Top of Data section

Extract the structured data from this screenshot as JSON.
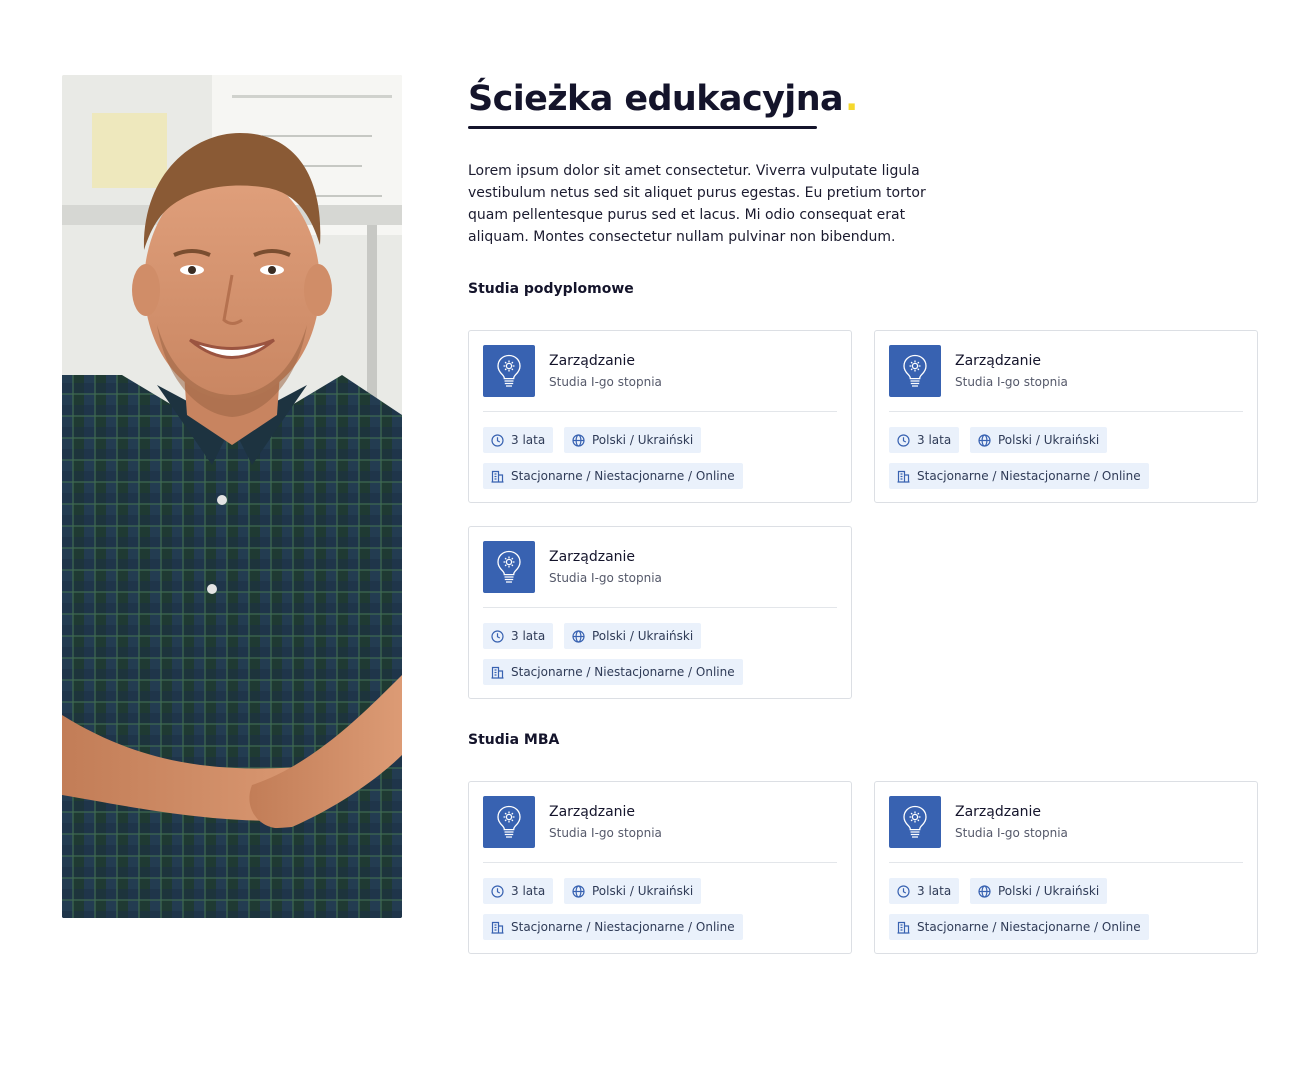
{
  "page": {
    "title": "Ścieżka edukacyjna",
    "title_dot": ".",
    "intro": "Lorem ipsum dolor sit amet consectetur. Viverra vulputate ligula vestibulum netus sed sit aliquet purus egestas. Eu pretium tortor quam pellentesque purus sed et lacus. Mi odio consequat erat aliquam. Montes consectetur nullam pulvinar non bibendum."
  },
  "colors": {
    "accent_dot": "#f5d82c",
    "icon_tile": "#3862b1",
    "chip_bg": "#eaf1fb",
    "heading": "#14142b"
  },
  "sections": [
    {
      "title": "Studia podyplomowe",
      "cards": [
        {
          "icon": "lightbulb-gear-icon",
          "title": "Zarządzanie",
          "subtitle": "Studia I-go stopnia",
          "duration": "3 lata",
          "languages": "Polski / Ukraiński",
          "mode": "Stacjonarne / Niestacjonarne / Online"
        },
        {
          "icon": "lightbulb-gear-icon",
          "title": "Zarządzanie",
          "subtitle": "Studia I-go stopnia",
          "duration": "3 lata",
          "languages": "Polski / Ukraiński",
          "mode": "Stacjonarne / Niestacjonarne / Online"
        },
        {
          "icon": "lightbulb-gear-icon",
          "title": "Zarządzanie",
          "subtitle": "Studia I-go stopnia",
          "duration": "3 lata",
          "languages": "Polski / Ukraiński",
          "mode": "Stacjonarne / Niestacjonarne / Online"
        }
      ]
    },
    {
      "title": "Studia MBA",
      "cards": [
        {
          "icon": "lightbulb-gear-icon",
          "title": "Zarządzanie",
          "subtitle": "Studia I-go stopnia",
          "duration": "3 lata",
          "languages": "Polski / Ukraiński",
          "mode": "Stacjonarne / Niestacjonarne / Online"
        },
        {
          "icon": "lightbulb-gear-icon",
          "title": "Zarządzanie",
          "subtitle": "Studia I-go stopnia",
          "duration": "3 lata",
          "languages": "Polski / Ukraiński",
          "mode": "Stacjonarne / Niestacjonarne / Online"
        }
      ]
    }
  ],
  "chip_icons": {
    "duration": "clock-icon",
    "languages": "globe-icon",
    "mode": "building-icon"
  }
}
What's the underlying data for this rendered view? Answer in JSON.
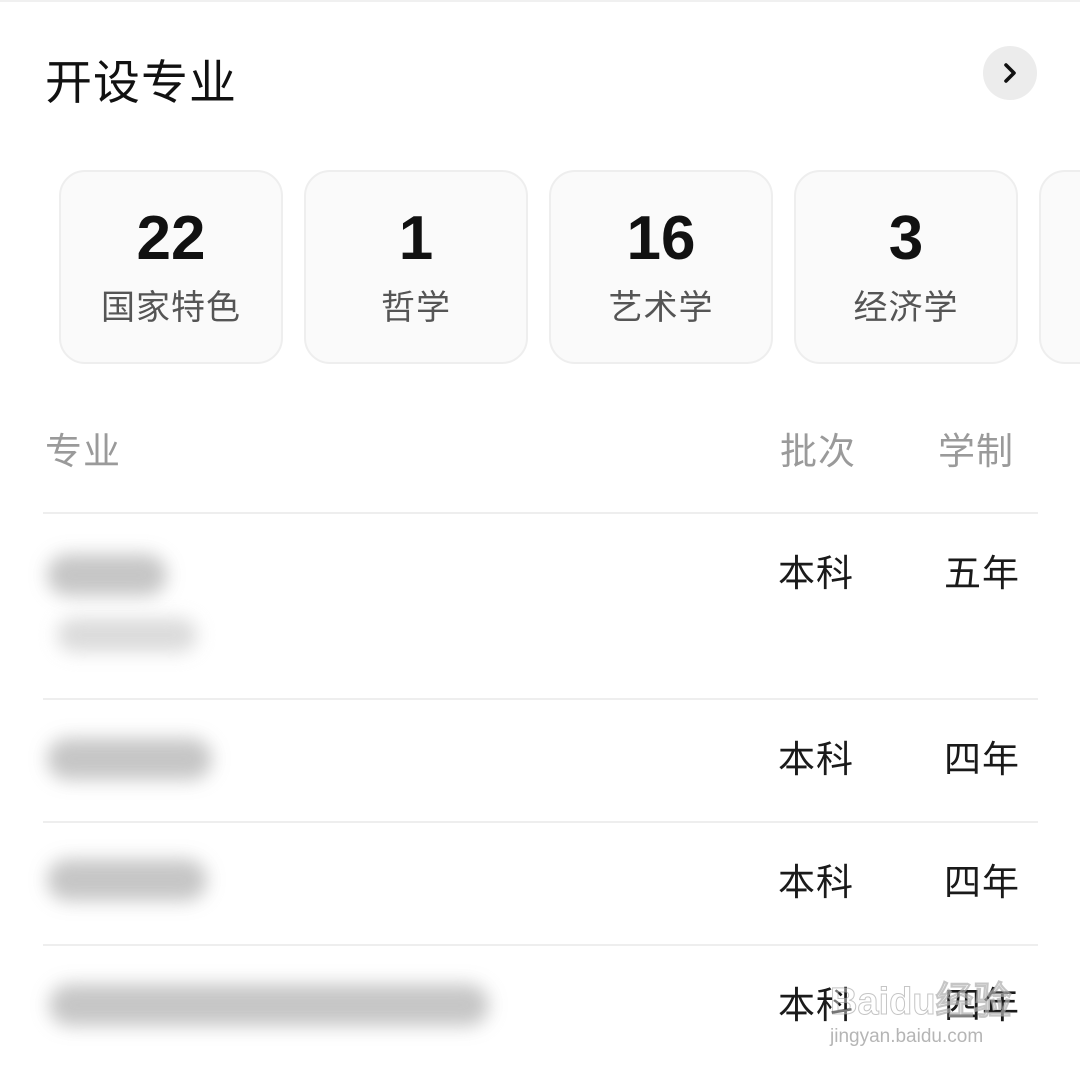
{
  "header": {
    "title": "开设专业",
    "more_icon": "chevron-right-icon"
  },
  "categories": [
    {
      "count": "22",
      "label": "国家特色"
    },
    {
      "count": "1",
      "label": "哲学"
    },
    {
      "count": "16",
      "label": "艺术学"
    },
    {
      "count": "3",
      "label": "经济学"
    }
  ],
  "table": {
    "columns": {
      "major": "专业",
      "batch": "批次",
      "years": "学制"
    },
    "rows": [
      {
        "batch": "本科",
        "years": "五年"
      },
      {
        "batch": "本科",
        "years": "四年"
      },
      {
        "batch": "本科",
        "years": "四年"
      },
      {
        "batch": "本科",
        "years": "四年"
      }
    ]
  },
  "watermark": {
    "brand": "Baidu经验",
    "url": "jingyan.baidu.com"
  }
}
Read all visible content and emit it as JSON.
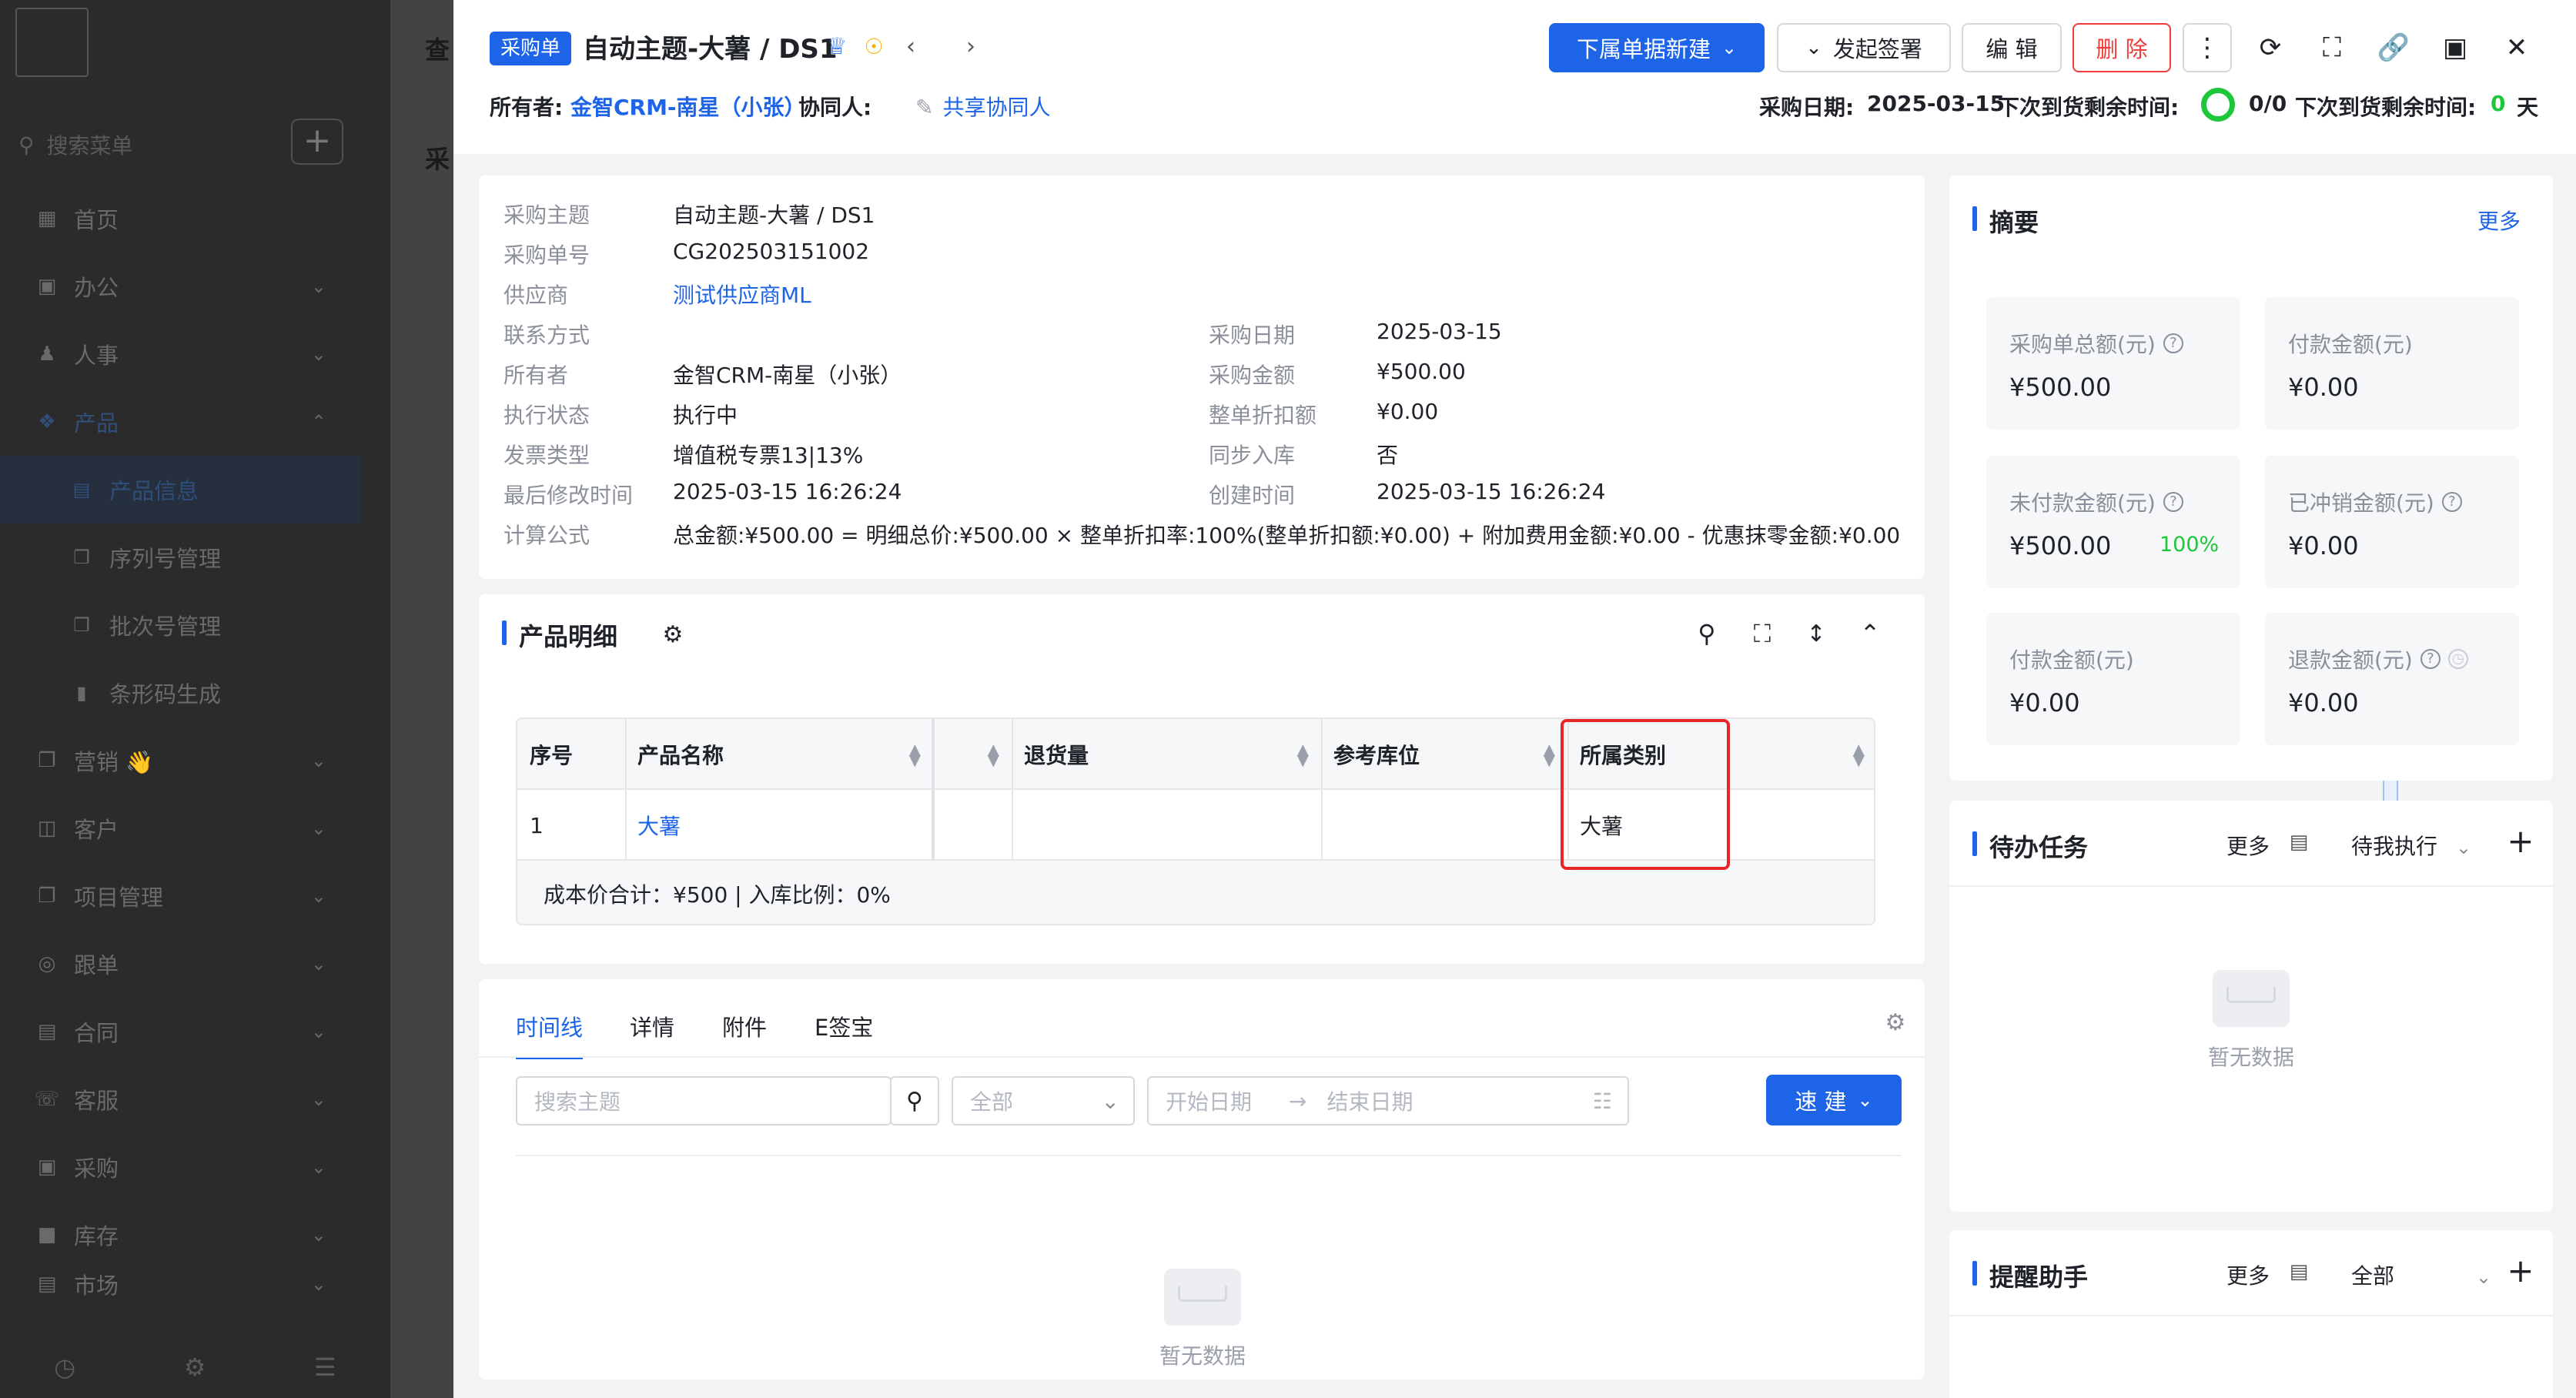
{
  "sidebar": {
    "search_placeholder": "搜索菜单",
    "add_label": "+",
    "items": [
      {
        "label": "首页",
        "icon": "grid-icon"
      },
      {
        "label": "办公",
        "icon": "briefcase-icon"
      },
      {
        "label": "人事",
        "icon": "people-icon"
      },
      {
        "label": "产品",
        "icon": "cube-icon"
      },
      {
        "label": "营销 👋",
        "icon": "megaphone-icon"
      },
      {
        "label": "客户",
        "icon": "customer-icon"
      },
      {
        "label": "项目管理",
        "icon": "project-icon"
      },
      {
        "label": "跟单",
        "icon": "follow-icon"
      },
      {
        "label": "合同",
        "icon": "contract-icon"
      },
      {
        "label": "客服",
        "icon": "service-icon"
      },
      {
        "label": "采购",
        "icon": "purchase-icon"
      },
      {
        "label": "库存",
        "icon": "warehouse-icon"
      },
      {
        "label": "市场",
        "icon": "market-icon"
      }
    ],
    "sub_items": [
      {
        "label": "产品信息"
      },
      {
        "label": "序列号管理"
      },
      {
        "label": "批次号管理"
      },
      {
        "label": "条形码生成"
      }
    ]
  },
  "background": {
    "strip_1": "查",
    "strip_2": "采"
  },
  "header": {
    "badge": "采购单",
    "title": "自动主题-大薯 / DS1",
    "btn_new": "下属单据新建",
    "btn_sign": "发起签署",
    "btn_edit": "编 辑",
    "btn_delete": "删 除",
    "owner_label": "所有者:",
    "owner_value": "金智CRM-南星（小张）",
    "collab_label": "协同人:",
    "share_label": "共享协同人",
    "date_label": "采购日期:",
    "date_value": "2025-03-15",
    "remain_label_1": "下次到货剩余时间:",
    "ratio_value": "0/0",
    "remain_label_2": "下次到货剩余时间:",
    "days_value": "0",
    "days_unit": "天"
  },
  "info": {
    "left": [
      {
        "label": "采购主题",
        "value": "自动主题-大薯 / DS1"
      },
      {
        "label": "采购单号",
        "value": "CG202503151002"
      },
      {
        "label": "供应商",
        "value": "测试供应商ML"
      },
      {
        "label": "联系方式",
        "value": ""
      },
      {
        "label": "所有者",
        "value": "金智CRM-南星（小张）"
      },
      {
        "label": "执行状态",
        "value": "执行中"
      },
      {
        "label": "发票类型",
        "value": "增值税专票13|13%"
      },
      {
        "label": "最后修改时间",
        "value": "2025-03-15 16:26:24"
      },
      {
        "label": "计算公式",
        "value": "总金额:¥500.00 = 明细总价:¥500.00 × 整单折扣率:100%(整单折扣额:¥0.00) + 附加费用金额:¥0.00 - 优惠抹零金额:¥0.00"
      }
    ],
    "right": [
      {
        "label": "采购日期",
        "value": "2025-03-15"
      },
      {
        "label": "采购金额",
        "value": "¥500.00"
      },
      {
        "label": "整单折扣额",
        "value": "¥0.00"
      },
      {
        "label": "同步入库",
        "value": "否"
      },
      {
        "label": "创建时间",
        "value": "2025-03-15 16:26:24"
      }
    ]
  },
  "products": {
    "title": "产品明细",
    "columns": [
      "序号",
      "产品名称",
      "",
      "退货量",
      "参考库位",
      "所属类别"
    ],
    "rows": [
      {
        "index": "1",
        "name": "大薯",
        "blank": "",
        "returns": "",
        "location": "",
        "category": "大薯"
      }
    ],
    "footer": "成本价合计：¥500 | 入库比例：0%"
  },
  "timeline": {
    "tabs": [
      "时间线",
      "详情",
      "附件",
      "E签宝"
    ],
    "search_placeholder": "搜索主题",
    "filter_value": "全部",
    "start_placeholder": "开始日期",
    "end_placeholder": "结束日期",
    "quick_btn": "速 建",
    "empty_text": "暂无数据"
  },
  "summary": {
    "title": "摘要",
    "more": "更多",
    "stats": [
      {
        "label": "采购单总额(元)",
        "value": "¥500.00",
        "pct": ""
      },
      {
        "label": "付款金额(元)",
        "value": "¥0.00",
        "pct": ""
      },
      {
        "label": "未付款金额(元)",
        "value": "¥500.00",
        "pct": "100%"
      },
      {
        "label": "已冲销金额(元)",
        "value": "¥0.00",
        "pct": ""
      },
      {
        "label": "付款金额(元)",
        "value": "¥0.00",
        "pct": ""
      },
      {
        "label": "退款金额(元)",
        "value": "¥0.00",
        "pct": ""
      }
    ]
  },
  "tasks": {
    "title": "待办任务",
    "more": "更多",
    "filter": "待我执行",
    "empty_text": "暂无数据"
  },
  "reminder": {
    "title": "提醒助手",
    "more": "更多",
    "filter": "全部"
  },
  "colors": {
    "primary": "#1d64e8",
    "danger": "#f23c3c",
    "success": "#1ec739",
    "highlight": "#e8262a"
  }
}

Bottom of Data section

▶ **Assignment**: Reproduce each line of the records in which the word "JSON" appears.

▶ **Task solution**:
Extract the structured data from this screenshot as JSON.
What's the underlying data for this rendered view? Answer in JSON.
Read all visible content and emit it as JSON.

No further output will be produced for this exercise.